Gov. Andrew Cuomo claims that eliminating the so-called T-shirt bags will save 12 million barrels of oil a year, without explaining how the figure was calculated or putting that figure in context. The U.S. uses more than 7 billion barrels of oil annually. And cutting out plastic shopping bags is similarly unlikely to have much of an impact on the roughly 24 million metric tons of polyethylene, or PE, consumed in the U.S. each year.

None of the alternatives to the low-density PE from which the offending bags are mostly made are great. Anyone who has ever seen the aftermath of a clear-cut forest can bear witness to the destructive power of the chainsaw. And paper bags are both thicker and much more expensive than plastic.

Many of the bags on sale last week as the ban took effect were made of a non-recyclable type of woven polypropylene. And although all the plastic bags I examined were made in the U.S., the reusable bags were made in China and Vietnam.

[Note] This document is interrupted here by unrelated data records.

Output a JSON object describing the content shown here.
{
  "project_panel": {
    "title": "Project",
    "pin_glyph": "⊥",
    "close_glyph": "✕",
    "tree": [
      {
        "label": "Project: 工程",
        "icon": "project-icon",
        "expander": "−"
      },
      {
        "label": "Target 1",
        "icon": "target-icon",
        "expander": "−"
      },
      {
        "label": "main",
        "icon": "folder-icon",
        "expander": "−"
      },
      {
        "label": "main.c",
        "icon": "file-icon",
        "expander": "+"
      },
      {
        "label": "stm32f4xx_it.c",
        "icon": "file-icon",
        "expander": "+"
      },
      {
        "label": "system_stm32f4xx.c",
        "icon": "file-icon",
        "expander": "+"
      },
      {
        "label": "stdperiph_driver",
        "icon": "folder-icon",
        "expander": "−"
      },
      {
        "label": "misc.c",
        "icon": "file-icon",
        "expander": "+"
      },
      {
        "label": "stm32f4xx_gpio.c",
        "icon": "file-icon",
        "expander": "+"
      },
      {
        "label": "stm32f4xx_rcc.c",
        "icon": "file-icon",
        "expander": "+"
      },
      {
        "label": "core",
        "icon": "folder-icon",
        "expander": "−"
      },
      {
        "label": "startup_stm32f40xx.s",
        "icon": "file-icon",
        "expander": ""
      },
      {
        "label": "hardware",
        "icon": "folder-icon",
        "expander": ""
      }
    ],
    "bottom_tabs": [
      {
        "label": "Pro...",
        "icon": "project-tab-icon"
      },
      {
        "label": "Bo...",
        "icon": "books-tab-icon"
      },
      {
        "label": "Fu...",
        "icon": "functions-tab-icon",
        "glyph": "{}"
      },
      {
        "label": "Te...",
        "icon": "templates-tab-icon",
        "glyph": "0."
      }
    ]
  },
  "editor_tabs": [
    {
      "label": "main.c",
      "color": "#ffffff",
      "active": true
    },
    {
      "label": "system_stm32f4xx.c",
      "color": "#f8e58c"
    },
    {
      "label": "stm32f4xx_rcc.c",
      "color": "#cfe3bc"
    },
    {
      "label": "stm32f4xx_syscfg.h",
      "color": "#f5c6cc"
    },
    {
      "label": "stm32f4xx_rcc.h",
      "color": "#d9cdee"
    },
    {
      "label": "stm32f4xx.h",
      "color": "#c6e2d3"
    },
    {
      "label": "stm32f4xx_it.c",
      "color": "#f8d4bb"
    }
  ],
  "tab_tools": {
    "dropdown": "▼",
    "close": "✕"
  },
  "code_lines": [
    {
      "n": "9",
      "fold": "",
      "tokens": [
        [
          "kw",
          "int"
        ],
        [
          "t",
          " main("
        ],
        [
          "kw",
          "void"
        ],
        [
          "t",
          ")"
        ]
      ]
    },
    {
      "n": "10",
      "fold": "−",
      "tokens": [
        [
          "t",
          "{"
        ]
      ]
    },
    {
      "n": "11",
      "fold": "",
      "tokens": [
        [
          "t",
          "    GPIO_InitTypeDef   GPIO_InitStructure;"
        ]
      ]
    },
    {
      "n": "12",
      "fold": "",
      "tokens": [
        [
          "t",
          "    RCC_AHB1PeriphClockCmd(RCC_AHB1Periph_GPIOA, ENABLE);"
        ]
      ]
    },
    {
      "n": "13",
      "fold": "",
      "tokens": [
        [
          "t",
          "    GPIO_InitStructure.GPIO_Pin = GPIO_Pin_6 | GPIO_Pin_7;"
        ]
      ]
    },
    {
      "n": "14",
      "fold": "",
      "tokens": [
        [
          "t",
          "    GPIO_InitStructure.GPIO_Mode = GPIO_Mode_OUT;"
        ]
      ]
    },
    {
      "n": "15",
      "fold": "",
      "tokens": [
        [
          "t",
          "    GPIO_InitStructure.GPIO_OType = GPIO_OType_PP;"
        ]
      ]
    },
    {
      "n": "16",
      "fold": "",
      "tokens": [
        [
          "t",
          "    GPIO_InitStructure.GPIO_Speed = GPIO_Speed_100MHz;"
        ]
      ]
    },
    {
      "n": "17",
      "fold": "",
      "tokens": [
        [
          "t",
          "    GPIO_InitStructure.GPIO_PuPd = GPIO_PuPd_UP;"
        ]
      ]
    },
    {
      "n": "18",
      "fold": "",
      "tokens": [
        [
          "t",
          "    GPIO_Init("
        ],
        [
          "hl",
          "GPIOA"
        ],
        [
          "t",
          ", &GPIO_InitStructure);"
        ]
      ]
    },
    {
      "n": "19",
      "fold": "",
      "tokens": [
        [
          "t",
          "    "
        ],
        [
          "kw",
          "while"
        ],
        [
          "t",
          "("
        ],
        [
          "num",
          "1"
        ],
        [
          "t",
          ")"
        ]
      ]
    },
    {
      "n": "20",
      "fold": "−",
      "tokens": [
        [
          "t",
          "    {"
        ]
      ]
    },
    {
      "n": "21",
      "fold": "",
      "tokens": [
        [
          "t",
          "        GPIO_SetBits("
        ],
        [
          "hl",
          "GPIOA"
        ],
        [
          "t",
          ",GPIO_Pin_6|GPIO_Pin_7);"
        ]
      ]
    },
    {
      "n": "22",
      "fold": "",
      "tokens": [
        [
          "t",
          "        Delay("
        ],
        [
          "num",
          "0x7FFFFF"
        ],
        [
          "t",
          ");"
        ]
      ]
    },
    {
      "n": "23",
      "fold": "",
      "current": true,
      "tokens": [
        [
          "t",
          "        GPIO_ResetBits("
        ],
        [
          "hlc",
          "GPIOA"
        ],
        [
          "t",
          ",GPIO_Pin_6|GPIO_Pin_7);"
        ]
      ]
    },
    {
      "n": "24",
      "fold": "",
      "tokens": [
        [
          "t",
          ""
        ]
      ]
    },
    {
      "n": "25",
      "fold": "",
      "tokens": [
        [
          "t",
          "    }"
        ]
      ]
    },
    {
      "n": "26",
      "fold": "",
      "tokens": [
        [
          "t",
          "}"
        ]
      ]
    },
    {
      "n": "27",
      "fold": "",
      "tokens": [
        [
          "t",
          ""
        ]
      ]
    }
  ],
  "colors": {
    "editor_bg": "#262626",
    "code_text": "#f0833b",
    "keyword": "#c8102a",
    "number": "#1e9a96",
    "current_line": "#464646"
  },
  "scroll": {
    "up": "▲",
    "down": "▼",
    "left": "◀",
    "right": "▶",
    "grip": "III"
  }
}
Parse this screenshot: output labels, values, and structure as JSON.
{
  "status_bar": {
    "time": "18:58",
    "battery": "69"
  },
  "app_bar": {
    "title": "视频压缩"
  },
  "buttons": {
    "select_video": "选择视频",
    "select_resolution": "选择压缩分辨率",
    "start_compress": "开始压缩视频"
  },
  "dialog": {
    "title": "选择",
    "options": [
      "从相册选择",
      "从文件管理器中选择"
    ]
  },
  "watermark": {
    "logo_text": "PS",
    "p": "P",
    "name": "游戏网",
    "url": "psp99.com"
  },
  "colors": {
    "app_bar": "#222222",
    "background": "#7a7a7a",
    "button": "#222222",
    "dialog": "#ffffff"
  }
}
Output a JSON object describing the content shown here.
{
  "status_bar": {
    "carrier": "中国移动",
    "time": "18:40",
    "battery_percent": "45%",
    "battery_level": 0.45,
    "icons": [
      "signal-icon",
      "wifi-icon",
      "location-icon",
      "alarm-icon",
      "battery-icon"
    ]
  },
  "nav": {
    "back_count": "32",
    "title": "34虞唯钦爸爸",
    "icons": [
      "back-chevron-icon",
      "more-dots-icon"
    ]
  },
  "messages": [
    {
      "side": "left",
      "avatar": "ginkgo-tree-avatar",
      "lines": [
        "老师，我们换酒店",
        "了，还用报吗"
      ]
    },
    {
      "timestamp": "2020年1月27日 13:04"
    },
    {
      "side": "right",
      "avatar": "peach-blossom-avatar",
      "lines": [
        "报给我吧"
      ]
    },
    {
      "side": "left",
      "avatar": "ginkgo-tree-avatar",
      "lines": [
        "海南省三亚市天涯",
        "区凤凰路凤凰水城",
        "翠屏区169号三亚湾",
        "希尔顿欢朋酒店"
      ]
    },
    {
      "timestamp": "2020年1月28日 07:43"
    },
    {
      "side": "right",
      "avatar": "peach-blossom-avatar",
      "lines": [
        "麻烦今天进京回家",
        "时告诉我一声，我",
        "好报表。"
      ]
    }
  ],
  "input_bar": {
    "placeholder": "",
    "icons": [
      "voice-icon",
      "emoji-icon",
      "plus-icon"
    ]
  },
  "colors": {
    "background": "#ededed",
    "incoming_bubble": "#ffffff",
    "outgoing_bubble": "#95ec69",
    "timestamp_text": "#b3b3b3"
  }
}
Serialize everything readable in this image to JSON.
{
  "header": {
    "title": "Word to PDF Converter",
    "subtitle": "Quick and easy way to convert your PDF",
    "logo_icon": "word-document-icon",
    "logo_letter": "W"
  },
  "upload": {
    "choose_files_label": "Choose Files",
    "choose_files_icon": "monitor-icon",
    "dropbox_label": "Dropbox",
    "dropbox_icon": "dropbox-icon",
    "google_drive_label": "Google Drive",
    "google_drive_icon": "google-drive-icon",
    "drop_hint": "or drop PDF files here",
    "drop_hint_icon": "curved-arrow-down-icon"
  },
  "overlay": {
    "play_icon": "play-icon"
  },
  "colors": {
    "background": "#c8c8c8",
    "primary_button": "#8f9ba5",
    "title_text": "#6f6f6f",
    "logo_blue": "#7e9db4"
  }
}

But paper is biodegradable, right? Well, yes . . . and no. While it does break down naturally, most garbage collected in the U.S. goes into landfills specifically designed to avoid degradation. They are lined with plastic, and layers of garbage alternate with layers of dirt to minimize the release of methane gas — a major contributor to greenhouse emissions.

Using the most modern equipment, PE bags are now virtually 100 percent recyclable. And the recycled resin can be turned back into the original product — not always the case with other types of plastics.

So what’s the answer?

The problem with T-shirt bags is that they are too thin to be durable. But thicker bags, with heavier handles, are both durable and recyclable. European retailers have been selling them at checkout counters for more than 40 years. I first encountered them in 1979, and for the 13 years that I lived in Europe, I routinely carried a reusable shopping bag in my pocket or knapsack. They cost about 25 cents in today’s money, and were so tough that a few of them are still in use in my home, 28 years after I moved back to the U.S. California, which has a much more robust recycling program than New York’s, has opted for the heavier PE bags, too.

We are never going to eliminate plastic, but we can learn to use it more intelligently. Bag manufacturers could have told our legislators all this — if they had been asked.

Timothy Denton is the senior editor of the Seaford and Wantagh Heralds. Comments about this column? Tdenton@liherald.com.